Poland: NBP leaves rate unchanged while acknowledging weak recovery and low inflation
July 2, 2014
The National Bank of Poland (NBP) kept its reference rate unchanged at 2.50% at its 1–2 July monetary policy meeting. The decision was in line with market expectations and marked the 11th consecutive meeting in which no change was made. The Bank explained that keeping interest rates at the current low level is necessary to support domestic economic growth and to help inflation return to the established target.
The Bank noted that the global economy is continuing to grow at a moderate pace.
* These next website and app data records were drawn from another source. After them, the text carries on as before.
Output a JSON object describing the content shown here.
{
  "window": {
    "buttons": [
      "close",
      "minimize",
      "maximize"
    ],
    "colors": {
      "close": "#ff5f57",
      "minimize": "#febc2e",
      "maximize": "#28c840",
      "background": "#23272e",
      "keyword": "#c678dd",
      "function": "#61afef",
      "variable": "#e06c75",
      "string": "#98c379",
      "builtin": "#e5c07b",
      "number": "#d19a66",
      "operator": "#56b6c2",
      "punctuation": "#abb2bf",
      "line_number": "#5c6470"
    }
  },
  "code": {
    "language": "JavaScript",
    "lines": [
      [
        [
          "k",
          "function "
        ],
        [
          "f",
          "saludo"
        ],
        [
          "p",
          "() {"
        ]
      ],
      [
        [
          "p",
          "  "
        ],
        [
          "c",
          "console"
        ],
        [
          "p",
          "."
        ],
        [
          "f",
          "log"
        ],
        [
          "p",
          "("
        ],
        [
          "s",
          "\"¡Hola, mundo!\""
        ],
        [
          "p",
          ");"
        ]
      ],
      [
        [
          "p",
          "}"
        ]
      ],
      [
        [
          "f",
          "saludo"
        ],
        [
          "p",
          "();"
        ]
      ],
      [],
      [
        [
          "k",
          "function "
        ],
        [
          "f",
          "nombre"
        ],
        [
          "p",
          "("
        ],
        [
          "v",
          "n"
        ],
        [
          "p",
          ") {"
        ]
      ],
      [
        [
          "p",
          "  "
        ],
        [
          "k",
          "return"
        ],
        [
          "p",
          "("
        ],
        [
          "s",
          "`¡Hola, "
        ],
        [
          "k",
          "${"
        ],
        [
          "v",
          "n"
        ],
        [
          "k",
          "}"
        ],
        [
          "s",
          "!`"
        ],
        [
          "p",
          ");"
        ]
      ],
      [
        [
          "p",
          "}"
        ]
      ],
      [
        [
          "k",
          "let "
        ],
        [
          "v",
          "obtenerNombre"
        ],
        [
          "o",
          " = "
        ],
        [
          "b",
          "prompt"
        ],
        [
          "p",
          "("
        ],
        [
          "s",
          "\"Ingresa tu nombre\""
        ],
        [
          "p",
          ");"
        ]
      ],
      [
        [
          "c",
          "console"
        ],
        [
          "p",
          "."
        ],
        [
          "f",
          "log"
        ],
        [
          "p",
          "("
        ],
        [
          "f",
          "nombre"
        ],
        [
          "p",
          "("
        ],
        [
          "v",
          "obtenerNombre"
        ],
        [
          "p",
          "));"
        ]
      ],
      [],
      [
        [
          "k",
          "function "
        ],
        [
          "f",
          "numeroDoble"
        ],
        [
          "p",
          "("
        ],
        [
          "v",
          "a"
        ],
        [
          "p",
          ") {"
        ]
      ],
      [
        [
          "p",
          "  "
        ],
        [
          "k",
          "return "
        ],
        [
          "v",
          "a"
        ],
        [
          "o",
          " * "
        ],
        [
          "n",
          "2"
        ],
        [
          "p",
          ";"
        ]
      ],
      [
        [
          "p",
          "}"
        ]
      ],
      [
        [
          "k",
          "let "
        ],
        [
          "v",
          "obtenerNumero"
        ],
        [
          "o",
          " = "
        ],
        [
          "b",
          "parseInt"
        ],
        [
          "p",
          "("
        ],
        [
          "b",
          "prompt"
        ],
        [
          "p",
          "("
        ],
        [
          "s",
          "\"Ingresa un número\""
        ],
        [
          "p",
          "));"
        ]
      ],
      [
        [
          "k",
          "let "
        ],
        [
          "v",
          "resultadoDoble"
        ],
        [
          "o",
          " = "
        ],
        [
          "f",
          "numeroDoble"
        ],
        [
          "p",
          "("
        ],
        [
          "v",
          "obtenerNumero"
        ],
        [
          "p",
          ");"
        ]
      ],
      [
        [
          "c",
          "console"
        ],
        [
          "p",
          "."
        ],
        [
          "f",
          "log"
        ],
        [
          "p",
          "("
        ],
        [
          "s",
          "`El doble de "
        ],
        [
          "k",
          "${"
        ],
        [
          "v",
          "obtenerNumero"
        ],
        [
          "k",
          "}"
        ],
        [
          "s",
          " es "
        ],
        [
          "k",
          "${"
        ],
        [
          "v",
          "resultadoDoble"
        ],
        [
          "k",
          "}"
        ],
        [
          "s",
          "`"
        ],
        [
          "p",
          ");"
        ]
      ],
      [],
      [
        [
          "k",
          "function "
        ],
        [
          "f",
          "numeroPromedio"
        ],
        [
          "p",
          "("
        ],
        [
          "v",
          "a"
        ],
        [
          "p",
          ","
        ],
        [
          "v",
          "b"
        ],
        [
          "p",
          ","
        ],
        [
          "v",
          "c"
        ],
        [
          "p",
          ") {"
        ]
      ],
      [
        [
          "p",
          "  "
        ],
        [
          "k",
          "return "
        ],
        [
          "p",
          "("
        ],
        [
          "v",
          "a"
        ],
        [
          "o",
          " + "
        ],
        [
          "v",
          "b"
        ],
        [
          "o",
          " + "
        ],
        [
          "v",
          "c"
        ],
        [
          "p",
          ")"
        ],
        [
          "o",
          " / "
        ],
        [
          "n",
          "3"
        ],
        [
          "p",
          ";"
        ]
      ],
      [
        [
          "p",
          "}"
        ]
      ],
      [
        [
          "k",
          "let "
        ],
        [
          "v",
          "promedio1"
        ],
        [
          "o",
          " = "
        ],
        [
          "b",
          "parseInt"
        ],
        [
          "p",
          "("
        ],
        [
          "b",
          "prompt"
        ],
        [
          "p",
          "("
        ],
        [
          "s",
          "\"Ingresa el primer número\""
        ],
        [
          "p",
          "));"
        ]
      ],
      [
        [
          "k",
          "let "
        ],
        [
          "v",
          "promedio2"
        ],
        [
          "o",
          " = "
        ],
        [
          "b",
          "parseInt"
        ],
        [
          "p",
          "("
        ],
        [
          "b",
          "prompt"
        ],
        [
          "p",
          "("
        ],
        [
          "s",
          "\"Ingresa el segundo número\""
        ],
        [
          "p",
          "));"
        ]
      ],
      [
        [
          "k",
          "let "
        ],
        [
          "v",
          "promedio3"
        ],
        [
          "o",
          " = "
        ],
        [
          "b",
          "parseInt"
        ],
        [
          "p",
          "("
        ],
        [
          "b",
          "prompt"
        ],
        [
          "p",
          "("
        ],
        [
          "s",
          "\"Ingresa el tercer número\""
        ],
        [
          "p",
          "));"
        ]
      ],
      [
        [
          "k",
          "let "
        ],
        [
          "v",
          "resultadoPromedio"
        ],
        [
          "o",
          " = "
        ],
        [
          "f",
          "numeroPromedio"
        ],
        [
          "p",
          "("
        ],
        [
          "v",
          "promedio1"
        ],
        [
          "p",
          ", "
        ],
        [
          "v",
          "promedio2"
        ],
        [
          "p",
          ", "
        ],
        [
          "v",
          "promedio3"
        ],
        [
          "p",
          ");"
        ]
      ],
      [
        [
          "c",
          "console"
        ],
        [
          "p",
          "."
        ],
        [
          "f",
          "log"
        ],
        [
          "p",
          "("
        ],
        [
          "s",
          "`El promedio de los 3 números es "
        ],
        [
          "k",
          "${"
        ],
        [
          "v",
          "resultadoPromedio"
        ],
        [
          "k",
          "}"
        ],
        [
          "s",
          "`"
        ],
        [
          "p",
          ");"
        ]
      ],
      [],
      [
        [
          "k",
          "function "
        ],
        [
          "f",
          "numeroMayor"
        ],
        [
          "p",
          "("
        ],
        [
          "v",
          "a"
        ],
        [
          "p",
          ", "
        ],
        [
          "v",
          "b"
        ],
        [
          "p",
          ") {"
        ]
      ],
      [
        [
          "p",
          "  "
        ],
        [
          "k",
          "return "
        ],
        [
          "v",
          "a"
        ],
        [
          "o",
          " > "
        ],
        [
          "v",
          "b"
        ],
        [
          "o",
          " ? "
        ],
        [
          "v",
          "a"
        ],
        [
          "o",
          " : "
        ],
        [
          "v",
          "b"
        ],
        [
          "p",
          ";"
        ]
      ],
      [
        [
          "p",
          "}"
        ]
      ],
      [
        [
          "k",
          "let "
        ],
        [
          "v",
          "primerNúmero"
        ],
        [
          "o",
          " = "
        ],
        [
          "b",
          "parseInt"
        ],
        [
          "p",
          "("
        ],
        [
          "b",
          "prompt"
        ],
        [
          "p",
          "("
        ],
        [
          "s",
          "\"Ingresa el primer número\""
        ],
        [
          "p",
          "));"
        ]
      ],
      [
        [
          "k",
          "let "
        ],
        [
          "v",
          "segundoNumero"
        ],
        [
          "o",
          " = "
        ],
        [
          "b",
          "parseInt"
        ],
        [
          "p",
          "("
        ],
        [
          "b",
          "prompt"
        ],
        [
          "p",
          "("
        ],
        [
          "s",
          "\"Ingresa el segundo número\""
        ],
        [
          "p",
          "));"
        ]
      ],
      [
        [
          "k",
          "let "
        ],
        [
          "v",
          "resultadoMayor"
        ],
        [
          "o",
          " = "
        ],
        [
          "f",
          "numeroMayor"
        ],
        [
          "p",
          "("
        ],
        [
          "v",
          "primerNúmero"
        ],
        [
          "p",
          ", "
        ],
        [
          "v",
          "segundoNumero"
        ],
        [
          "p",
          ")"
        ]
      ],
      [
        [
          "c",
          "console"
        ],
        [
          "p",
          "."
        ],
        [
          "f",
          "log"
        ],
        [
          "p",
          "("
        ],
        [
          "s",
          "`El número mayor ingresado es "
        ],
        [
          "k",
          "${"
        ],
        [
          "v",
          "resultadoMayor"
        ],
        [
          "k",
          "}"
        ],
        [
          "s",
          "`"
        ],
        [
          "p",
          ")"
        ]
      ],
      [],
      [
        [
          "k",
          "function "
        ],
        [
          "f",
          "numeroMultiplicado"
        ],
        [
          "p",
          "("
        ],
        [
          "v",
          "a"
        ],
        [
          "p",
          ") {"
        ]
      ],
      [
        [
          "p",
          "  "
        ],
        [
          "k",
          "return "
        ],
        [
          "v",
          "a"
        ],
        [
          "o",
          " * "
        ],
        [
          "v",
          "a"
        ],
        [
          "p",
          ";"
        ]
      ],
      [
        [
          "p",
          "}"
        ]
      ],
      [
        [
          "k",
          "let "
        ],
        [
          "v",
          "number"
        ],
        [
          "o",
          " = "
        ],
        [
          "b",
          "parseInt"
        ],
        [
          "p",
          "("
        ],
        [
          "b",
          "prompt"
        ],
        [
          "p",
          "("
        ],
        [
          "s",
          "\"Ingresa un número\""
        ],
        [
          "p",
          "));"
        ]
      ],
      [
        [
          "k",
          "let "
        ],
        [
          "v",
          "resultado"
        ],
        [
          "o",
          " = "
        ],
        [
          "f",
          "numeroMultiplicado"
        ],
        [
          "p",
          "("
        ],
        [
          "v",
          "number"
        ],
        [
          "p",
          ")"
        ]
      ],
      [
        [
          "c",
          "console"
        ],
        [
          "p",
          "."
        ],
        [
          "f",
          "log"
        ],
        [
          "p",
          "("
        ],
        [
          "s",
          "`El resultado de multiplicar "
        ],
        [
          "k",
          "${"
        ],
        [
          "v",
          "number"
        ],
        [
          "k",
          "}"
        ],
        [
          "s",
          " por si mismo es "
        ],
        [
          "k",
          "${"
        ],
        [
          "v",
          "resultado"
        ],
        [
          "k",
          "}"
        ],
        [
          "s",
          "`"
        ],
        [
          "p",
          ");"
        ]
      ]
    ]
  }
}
It pointed out that conditions are improving in the U.S. after a contraction in the first quarter, while recovery has been slow in the Euro area and major emerging economies. In terms of the domestic economy, the Bank emphasized that the gradual recovery is continuing, albeit at a slower pace. Data show that growth in industrial output, construction and retail sales was weaker than in previous months in May. Moreover, the Bank explained that, “a recent decline in some business climate indices points to a possible slowdown in economic recovery.” Meanwhile, although there have been continued improvements in the labor market, unemployment remains elevated.
Regarding price developments, the Bank stated that inflation was unexpectedly low at 0.2% in May, which is well below its target of 2.5% plus/minus 1.0 percentage points. After considering scenario projections made by the Bank’s own Economic Institute, the Bank concluded that, “in the coming months inflation will remain very low and may temporarily fall below zero.” Moreover, while gradual economic recovery and improvements in the labor market should support increasing inflation, uncertainty persists regarding the strength of recovery and therefore prospects for inflation returning to the target. As a result, the Bank decided to keep interest rates unchanged. The Bank did not indicate for how long rates would be kept at this level, after having declared in previous meetings that there would be no change at least until the end of Q3 2014. The removal of the forward guidance reference opens the possibility for a rate cut in the future.
Author: Carl Kelly, Economist